WHAT THE TASK ASKS: Produce a word-for-word copy of the data that follows, excluding images.

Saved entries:
• • • •
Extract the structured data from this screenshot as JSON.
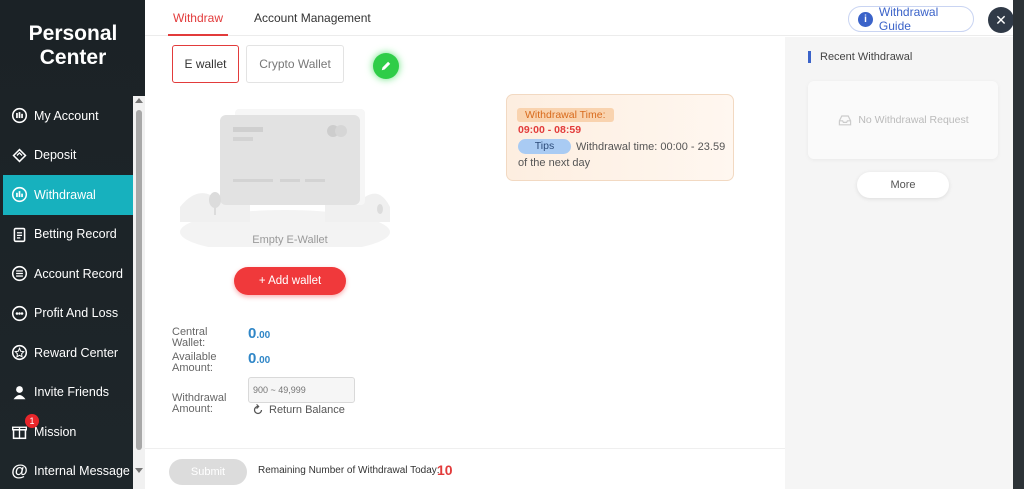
{
  "sidebar": {
    "title_line1": "Personal",
    "title_line2": "Center",
    "items": [
      {
        "label": "My Account",
        "icon": "account-icon"
      },
      {
        "label": "Deposit",
        "icon": "deposit-icon"
      },
      {
        "label": "Withdrawal",
        "icon": "withdrawal-icon",
        "active": true
      },
      {
        "label": "Betting Record",
        "icon": "clipboard-icon"
      },
      {
        "label": "Account Record",
        "icon": "list-icon"
      },
      {
        "label": "Profit And Loss",
        "icon": "profit-icon"
      },
      {
        "label": "Reward Center",
        "icon": "reward-icon"
      },
      {
        "label": "Invite Friends",
        "icon": "person-icon"
      },
      {
        "label": "Mission",
        "icon": "gift-icon",
        "badge": "1"
      },
      {
        "label": "Internal Message",
        "icon": "at-icon"
      }
    ]
  },
  "header": {
    "tabs": [
      {
        "label": "Withdraw",
        "active": true
      },
      {
        "label": "Account Management"
      }
    ],
    "guide_label": "Withdrawal Guide",
    "close_icon": "close-icon"
  },
  "wallet_tabs": {
    "e_wallet": "E wallet",
    "crypto_wallet": "Crypto Wallet",
    "edit_icon": "pencil-icon"
  },
  "empty_wallet": {
    "text": "Empty E-Wallet",
    "add_label": "+ Add wallet"
  },
  "withdrawal_time": {
    "label": "Withdrawal Time:",
    "time": "09:00  - 08:59",
    "tips_label": "Tips",
    "tips_text": "Withdrawal time: 00:00 - 23.59 of the next day"
  },
  "form": {
    "central_wallet_label": "Central Wallet:",
    "central_wallet_int": "0",
    "central_wallet_dec": ".00",
    "available_label": "Available Amount:",
    "available_int": "0",
    "available_dec": ".00",
    "withdrawal_amount_label": "Withdrawal Amount:",
    "amount_placeholder": "900 ~ 49,999",
    "return_balance": "Return Balance"
  },
  "footer": {
    "submit_label": "Submit",
    "remaining_label": "Remaining Number of Withdrawal Today:",
    "remaining_count": "10"
  },
  "recent": {
    "title": "Recent Withdrawal",
    "empty_text": "No Withdrawal Request",
    "more_label": "More"
  },
  "colors": {
    "accent_red": "#e23b3b",
    "active_teal": "#17b1be",
    "blue": "#3b63c9",
    "green": "#2fcd48"
  }
}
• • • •
EXERCISE ANSWER:
Extract the structured data from this screenshot as JSON.
{
  "sidebar": {
    "title_line1": "Personal",
    "title_line2": "Center",
    "items": [
      {
        "label": "My Account",
        "icon": "account-icon"
      },
      {
        "label": "Deposit",
        "icon": "deposit-icon"
      },
      {
        "label": "Withdrawal",
        "icon": "withdrawal-icon",
        "active": true
      },
      {
        "label": "Betting Record",
        "icon": "clipboard-icon"
      },
      {
        "label": "Account Record",
        "icon": "list-icon"
      },
      {
        "label": "Profit And Loss",
        "icon": "profit-icon"
      },
      {
        "label": "Reward Center",
        "icon": "reward-icon"
      },
      {
        "label": "Invite Friends",
        "icon": "person-icon"
      },
      {
        "label": "Mission",
        "icon": "gift-icon",
        "badge": "1"
      },
      {
        "label": "Internal Message",
        "icon": "at-icon"
      }
    ]
  },
  "header": {
    "tabs": [
      {
        "label": "Withdraw",
        "active": true
      },
      {
        "label": "Account Management"
      }
    ],
    "guide_label": "Withdrawal Guide",
    "close_icon": "close-icon"
  },
  "wallet_tabs": {
    "e_wallet": "E wallet",
    "crypto_wallet": "Crypto Wallet",
    "edit_icon": "pencil-icon"
  },
  "empty_wallet": {
    "text": "Empty E-Wallet",
    "add_label": "+ Add wallet"
  },
  "withdrawal_time": {
    "label": "Withdrawal Time:",
    "time": "09:00  - 08:59",
    "tips_label": "Tips",
    "tips_text": "Withdrawal time: 00:00 - 23.59 of the next day"
  },
  "form": {
    "central_wallet_label": "Central Wallet:",
    "central_wallet_int": "0",
    "central_wallet_dec": ".00",
    "available_label": "Available Amount:",
    "available_int": "0",
    "available_dec": ".00",
    "withdrawal_amount_label": "Withdrawal Amount:",
    "amount_placeholder": "900 ~ 49,999",
    "return_balance": "Return Balance"
  },
  "footer": {
    "submit_label": "Submit",
    "remaining_label": "Remaining Number of Withdrawal Today:",
    "remaining_count": "10"
  },
  "recent": {
    "title": "Recent Withdrawal",
    "empty_text": "No Withdrawal Request",
    "more_label": "More"
  },
  "colors": {
    "accent_red": "#e23b3b",
    "active_teal": "#17b1be",
    "blue": "#3b63c9",
    "green": "#2fcd48"
  }
}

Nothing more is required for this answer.